Friday, December 23, 2011

Shooting a piece of history: K-22 Outdoorsman

Remember the question about ‘plated vs. lead .22 ammo’, and the pistol with the dry parkerized finish? Well, this is the beast that was about, borrowed for a tryout and a picture:

At Cosmoline and Rust Tam had a post about the K-22 Combat and Target Masterpiece pistols, beginning 1940; this pistol is part of The Rest of the Story.

In 1931 S&W started selling a .22 revolver made on the K frame, called the K-22 Outdoorsman(collectors say First Model). The early production had a gold bead front sight, changed to a stainless bead after September 1931. During the depression this thing sold pretty well, which tells you something about the accuracy and reliability; people looking for an accurate .22 revolver for target or small game use liked them.
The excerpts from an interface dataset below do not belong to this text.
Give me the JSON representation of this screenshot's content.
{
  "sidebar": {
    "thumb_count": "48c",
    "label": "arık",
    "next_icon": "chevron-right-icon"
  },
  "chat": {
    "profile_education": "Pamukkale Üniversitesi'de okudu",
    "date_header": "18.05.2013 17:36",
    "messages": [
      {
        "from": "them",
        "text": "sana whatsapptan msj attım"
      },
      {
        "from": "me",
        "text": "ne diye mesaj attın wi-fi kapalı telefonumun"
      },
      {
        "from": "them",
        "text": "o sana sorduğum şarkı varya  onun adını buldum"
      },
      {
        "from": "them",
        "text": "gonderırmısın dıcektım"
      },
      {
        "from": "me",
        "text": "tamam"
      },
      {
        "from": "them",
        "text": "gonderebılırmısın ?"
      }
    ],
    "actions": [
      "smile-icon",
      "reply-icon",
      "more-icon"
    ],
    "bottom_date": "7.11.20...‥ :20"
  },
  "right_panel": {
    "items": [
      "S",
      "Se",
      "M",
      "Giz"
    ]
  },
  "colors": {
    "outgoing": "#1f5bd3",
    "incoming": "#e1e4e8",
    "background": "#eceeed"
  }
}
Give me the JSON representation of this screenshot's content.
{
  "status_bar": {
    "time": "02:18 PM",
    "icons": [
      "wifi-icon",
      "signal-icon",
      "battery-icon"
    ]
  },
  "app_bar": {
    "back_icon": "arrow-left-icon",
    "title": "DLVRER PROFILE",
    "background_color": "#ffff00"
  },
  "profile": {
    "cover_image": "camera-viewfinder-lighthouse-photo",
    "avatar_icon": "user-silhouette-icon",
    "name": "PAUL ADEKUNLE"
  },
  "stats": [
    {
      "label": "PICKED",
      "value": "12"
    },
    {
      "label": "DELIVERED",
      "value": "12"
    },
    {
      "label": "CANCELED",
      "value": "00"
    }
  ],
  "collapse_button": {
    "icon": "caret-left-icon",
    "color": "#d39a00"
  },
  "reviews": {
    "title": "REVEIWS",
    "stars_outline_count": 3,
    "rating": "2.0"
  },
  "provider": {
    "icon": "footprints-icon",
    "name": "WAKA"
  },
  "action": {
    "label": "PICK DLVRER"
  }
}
A lot. Originally it had grips similar to these, then in 1936 the Magna grips became available for it. There was also an option for a ‘hump back’ hammer, designed to make for faster cocking.

In 1939 they stopped production, after making a little over 17k of them, which included a group made with fixed sights for the Coast Guard shooting team, in order to bring out an improved model . The Second Model, the K-22 Masterpiece, came out 1940 and had the shorter action(shorter hammer throw), overtravel stop and click-type adjustable rear sight. Those also had either the gold or stainless bead front sight and Magna stocks; both these and the Outdoorsman had round non-ribbed barrels. Production stopped after one year (in 1941 for all target models), with the start of wartime production for the military forces(if you haven't read Tam's piece yet, it starts with the 1940 model).

The owner says this one had no grips when he found it, the proper would be this design but with the S&W badge on them. From what we could find out the parkerizing was done sometime after it left the factory, I’m guessing someone wanted it for hunting or trapline use; it’s obviously been used, and cared for: holster wear in the places you’d expect but no rust or pitting, and the bore and chambers are spotless. The action is smooth, lockup tight, single-action pull light and clean. No bead on the front sight, just a Patridge square post; special order, maybe, or changed same time the parkerizing was done.

It shoots like you’d expect from a pre-War S&W: very well. Better than I can do justice to without better eyes. Shooting at an indoor range with slightly dim light, single-action at 20 yards from a rest I was able to shoot a couple of groups of right at 1"; the trigger's a bit heavier than my later K-22 Combat, but breaks clean. For myself I'd put a set of bigger grips on, but that's personal preference added to a fine piece of design and craftsmanship.


Gerry N. said...

My Dad had a K22, he let me shoot it starting when I was about eight. I remember it being a bit too large for my hands, but with .22 longs, no beer can was safe if I could see it. We turned the house upside down after Dad died, but that old revolver is still drifting about in the aether somewhere. I hope whoever stole it shoots a hollow point through himself with it. My Dad ran a saloon for several years in rural So. Dak. and wore the K22 on his hip. I asked him in later years why a .22? His take was that it would be more effective to hit some nitwit trying to rob him with a .22 hollow point three or four times than to miss with a .38 and shoot out the front window. Glass was expensive. Armed robbers had less than no value.

I carry when I'm camping, hunting or fishing, and my gun of choice is an el-cheapo Western Sheriff .22 Single action I got as parts in a shoe box for $50. I had to buy $15 worth of small parts from Numrich Arms to complete it. That pot metal POS will put six .22 LR's into 4" at 50 yards off a rest. It's a marvel. I bought a "Nasti-Nose" tool to make .22 LR rounds "NASTY".

Firehand said...

I've heard of that tool, I take it it really does make them open up better?